Despite having been here for 18 months (and a member since 2014) I don’t seem to have written an intro here…
@TokyoMB comes from spending 2002-2011 in Tokyo for work. Enjoyed wine at university, but got more interested when I started work in London opposite the Oddbins fine wine store under the arches at Holborn Viaduct. In Tokyo I completed WSET Level 2 and Level 3, and also got into attending wine dinners - hosted by winemakers and importers and developed a taste for the wines of the Rhone.
Purchased a Eurocave to keep my wine in after pouring most of a case of Calon Segur down the sink after it cooked in a Tokyo summer. Bought a great diversity of Australian and NZ wine in Tokyo and had some memorable wine-focused trips - particularly a week around Victoria - everything from Chambers-Rosewood stickies purchased from their tin shed winery to the precision of Mornington Peninsula Pinot Noir and Chardonnay.
Now I’m back I divide my time between London (pre-covid) and Shropshire. Have built an above ground wine-cellar and now have a predominantly old-world wine collection albeit nothing very high-end (Burgundy 33%, Rhone 19%, Bordeaux 9%, Germany 12%, Italy 9%, Portugal 4%, Spain 4% etc.) That disguises a degree of diversity that the grape variety report from CellarTracker evidences - 19% Pinot Noir, 14% Syrah, 13% Riesling, 12% Chardonnay, 9% Red Bordeaux blend, and then 35 other grape varieties/blends each representing less than 5%.
I’m a member at JancisRobinson.com, Cellartracker, and a subscriber to Word of Fine Wine and Noble Rot magazines. Look forward to participating more here.
Welcome @TokyoMB, great to have you onboard as such! Lots of Francophiles among the community members so you’ll fit in well. Have a look at the Weekday and weekend drinking threads and post your delights, will look forward to seeing what you’re drinking.
Tom from London here. Have recently found TWS so wanted to say hello!
Look forward to discussing all things grape

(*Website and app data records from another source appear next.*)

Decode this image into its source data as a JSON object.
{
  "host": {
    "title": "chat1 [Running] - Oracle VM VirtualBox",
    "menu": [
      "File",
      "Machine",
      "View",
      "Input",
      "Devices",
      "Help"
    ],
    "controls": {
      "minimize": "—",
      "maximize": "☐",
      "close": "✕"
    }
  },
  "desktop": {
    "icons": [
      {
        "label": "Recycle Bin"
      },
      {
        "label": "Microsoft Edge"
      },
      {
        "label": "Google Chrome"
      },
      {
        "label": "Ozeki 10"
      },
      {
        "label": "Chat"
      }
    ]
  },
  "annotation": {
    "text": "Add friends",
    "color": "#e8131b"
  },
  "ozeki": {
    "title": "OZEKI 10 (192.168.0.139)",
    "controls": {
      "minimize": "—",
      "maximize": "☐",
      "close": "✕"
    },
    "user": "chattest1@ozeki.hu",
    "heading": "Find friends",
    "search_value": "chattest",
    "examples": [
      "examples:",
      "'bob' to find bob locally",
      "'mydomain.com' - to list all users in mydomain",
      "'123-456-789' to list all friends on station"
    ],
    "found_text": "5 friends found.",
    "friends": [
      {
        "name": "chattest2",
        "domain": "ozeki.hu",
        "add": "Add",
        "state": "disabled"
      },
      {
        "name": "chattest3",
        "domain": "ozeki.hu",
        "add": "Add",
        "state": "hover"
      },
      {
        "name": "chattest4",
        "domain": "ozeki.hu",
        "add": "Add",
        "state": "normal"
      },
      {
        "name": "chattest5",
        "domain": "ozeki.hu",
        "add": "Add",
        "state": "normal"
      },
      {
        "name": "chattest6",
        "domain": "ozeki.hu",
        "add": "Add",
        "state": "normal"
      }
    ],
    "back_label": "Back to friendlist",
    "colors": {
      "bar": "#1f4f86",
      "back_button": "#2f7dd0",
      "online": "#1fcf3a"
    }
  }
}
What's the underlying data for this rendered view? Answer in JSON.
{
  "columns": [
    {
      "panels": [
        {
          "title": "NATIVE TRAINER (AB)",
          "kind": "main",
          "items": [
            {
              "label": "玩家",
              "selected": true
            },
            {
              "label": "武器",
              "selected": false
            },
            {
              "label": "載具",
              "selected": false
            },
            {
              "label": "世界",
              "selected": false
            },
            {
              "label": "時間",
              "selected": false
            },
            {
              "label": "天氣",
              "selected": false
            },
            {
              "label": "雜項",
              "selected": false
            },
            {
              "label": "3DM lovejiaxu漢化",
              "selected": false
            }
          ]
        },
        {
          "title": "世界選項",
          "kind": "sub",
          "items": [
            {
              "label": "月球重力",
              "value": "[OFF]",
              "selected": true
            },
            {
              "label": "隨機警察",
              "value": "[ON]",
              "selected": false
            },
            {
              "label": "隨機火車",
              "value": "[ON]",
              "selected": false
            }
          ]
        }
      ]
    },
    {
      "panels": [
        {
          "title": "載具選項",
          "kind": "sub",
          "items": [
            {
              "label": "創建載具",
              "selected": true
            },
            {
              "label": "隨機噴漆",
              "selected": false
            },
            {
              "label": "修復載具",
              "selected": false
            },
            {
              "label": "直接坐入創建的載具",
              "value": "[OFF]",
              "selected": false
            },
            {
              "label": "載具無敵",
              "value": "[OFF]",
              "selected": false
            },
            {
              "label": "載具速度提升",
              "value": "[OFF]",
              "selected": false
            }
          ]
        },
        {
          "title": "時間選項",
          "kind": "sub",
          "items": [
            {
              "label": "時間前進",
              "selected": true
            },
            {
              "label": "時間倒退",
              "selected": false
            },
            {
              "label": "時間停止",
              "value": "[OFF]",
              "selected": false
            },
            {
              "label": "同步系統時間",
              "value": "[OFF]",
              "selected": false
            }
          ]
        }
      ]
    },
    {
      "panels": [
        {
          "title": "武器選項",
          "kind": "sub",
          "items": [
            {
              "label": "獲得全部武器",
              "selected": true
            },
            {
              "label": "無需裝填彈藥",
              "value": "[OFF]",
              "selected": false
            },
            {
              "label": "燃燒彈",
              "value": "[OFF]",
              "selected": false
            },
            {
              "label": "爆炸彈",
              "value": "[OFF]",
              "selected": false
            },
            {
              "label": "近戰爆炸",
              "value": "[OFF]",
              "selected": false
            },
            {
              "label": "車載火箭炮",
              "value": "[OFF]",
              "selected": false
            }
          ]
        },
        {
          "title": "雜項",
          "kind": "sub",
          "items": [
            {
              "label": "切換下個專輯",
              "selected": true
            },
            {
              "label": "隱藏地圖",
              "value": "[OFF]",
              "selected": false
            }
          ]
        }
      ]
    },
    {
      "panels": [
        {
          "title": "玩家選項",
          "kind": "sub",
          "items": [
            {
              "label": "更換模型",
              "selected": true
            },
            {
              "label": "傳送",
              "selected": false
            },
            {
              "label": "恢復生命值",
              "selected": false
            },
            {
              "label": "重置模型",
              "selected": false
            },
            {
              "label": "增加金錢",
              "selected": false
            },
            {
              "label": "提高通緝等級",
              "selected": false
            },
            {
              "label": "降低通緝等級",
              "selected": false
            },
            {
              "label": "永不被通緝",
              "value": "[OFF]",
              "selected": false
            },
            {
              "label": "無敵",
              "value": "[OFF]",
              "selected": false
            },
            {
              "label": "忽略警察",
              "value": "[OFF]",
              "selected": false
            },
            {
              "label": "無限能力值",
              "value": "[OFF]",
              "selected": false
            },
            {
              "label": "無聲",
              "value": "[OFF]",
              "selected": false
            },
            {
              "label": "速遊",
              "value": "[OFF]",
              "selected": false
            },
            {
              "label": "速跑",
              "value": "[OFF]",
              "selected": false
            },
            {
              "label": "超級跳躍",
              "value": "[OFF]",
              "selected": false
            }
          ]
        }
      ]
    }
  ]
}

Hello @Tomfitz! Welcome to the Community! I am confident that you will find anything and everything wine (and food) related within these pages. Don’t blame us if your wine purchases start getting more expensive though…